Importantly, in this dataset, we have significant improvements of representation of individuals from a range of genetic ancestry groups (Table 1), including 83,968 samples of non-European genetic ancestry, allowing us to uncover significant differences in the rate of certain variants by groups. In aggregate, while genetic ancestry groups differ as expected in terms of the number of rare deletions and duplications, when CNV discovery is restricted to those variants that alter the coding sequence of constrained genes, we observe minimal difference in the CNV rates between groups, consistent with previous short variant analyses.


afr amr asj eas fin mid nfe sas
N 11,335 20,800 10,397 15,938 22,688 1,414 326,266 34,481

Table 1. The number of samples in each inferred genetic ancestry group with available high-quality rare CNV calls.

Dataset annotations


The defined set of rare coding CNVs we detected from ES data were annotated for genic impact based on the following criteria on Gencode v39 annotation. For deletions to impact a gene, we required >10% of the coding sequence (CDS) to be overlapped by the deletion; while for duplications, we required >75% of the CDS to be overlapped by the duplication. This information is encoded in the (genes) field of the VCF. Transcripts were chosen by MANE 0.95, followed by Ensembl-defined canonical transcripts where needed.

Size annotations

The start (POS) and end (END) of these discovered variants were calculated as the median across all processed samples of the consensus intervals spanned by each of the delineated CNV events. In addition to the start, end, and length (SVLEN) variables, for each variant, we also report the number of consensus exons (N_EXN_VAR) and number of consensus intervals (N_INT_VAR) that each variant spans across all processed batches. The consensus number of exons and intervals can be thought of as probe density in microarrays - the higher the number of probes, the greater confidence one has in capturing a true event, and only a true event. Our callset has been filtered to retain only variants that span three or more consensus intervals and consensus exons.
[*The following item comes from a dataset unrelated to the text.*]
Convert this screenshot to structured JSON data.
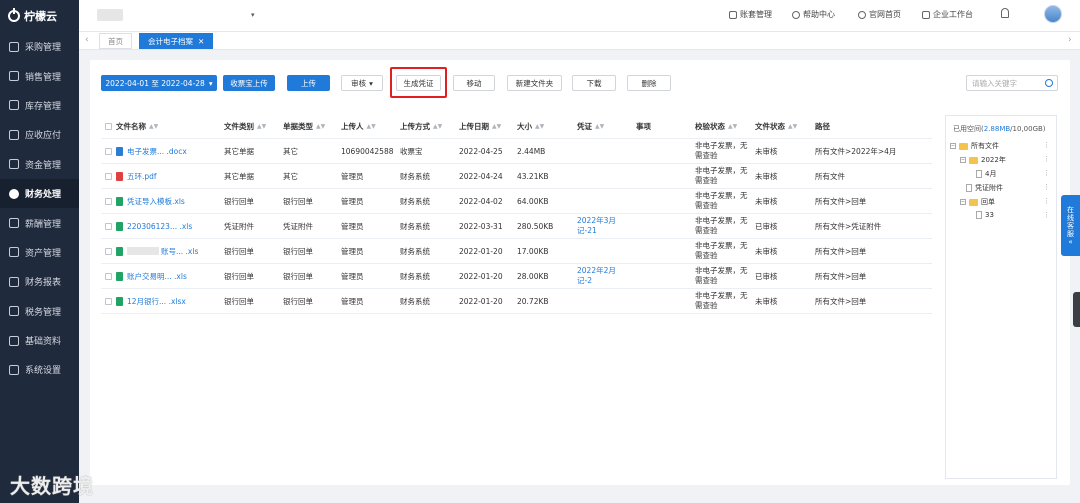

Each variant is annotated with site count (SC), site number (SN), and site frequency (SF). SC refers to the number of individuals that carry this variant; SN refers to the number of individuals that have a non-null genotype at this variant; and SF refers to the proportion of individuals carrying this variant, calculated as SC/SN. We further reported each of these statistics calculated on the sample subsets corresponding to defined genetic ancestry groups, with format following xxx_SC, xxx_SN, and xxx_SF for ancestry in {afr, amr, asj, eas, fin, mid, nfe, and sas}.

Data subsets
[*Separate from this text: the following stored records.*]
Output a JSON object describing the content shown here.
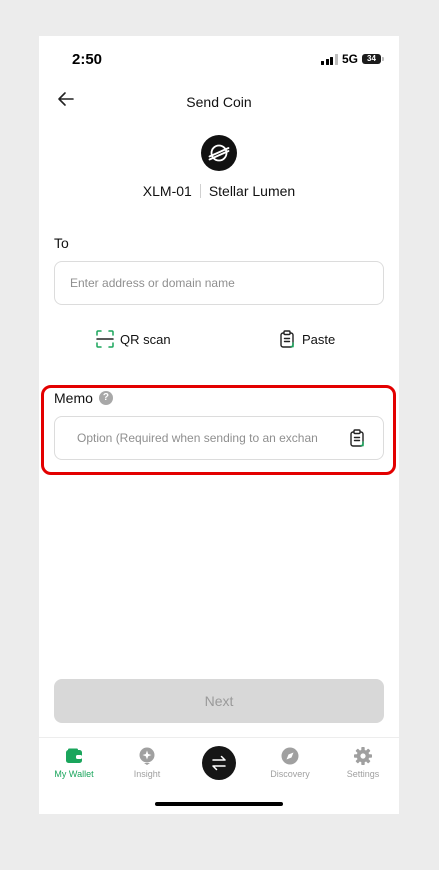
{
  "status_bar": {
    "time": "2:50",
    "network": "5G",
    "battery": "34"
  },
  "header": {
    "title": "Send Coin"
  },
  "coin": {
    "symbol": "XLM-01",
    "name": "Stellar Lumen"
  },
  "to": {
    "label": "To",
    "placeholder": "Enter address or domain name",
    "value": ""
  },
  "actions": {
    "qr_scan": "QR scan",
    "paste": "Paste"
  },
  "memo": {
    "label": "Memo",
    "help": "?",
    "placeholder": "Option (Required when sending to an exchan",
    "value": ""
  },
  "next_button": "Next",
  "tabs": [
    {
      "label": "My Wallet",
      "icon": "wallet-icon",
      "active": true
    },
    {
      "label": "Insight",
      "icon": "insight-icon",
      "active": false
    },
    {
      "label": "",
      "icon": "swap-icon",
      "active": false
    },
    {
      "label": "Discovery",
      "icon": "compass-icon",
      "active": false
    },
    {
      "label": "Settings",
      "icon": "gear-icon",
      "active": false
    }
  ],
  "colors": {
    "accent": "#1aa55c",
    "highlight": "#e30000",
    "disabled_button": "#d8d8d8"
  }
}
Due to the known enrichment of large, rare CNVs that confer substantial relative risk in neuropsychiatric phenotypes, we also provide two additional VCFs using a subset of the full releasable dataset. These include a VCF with 418,924 samples that are from participating projects that were not collected for neuropsychiatric conditions (bipolar, epilepsy, schizophrenia, psychosis, and general psychiatric conditions), as well as biobanks, which is referred to as the ‘non-neuro’ subset. The second is a further subset of 269,919 individuals that are either labeled as controls, or are from biobanks, and referred to as ‘non-neuro controls’. All 3 subsets are available from the downloads page.

Limitations of ES-based rare coding CNVs in gnomAD v4

  1. This dataset includes only rare coding CNVs, filtered to <1% site frequency in the overall dataset.
  2. This dataset only includes variants that span three or more exons that received sufficient coverage.
  3. This dataset is limited to autosomal CNVs for now.